# EXERCISE MATERIALS:
• • • • •
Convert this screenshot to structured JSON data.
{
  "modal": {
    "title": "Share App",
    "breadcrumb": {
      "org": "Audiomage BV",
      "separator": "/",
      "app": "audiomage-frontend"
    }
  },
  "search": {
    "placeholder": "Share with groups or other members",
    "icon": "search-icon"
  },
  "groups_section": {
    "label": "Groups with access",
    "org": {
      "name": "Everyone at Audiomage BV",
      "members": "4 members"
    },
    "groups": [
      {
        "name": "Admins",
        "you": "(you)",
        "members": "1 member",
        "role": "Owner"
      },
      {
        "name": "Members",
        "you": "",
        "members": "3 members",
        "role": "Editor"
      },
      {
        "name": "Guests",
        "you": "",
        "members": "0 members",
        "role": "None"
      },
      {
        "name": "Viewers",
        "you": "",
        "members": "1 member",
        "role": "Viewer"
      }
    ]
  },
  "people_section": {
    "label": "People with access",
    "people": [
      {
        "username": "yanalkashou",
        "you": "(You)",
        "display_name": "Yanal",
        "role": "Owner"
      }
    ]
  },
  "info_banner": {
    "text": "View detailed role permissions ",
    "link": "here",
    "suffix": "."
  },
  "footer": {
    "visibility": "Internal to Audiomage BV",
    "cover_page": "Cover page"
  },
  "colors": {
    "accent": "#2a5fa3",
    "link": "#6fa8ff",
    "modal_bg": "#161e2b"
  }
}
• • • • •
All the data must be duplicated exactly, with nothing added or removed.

Convert this screenshot to structured JSON data.
{
  "modal": {
    "title": "Share App",
    "breadcrumb": {
      "org": "Audiomage BV",
      "separator": "/",
      "app": "audiomage-frontend"
    }
  },
  "search": {
    "placeholder": "Share with groups or other members",
    "icon": "search-icon"
  },
  "groups_section": {
    "label": "Groups with access",
    "org": {
      "name": "Everyone at Audiomage BV",
      "members": "4 members"
    },
    "groups": [
      {
        "name": "Admins",
        "you": "(you)",
        "members": "1 member",
        "role": "Owner"
      },
      {
        "name": "Members",
        "you": "",
        "members": "3 members",
        "role": "Editor"
      },
      {
        "name": "Guests",
        "you": "",
        "members": "0 members",
        "role": "None"
      },
      {
        "name": "Viewers",
        "you": "",
        "members": "1 member",
        "role": "Viewer"
      }
    ]
  },
  "people_section": {
    "label": "People with access",
    "people": [
      {
        "username": "yanalkashou",
        "you": "(You)",
        "display_name": "Yanal",
        "role": "Owner"
      }
    ]
  },
  "info_banner": {
    "text": "View detailed role permissions ",
    "link": "here",
    "suffix": "."
  },
  "footer": {
    "visibility": "Internal to Audiomage BV",
    "cover_page": "Cover page"
  },
  "colors": {
    "accent": "#2a5fa3",
    "link": "#6fa8ff",
    "modal_bg": "#161e2b"
  }
}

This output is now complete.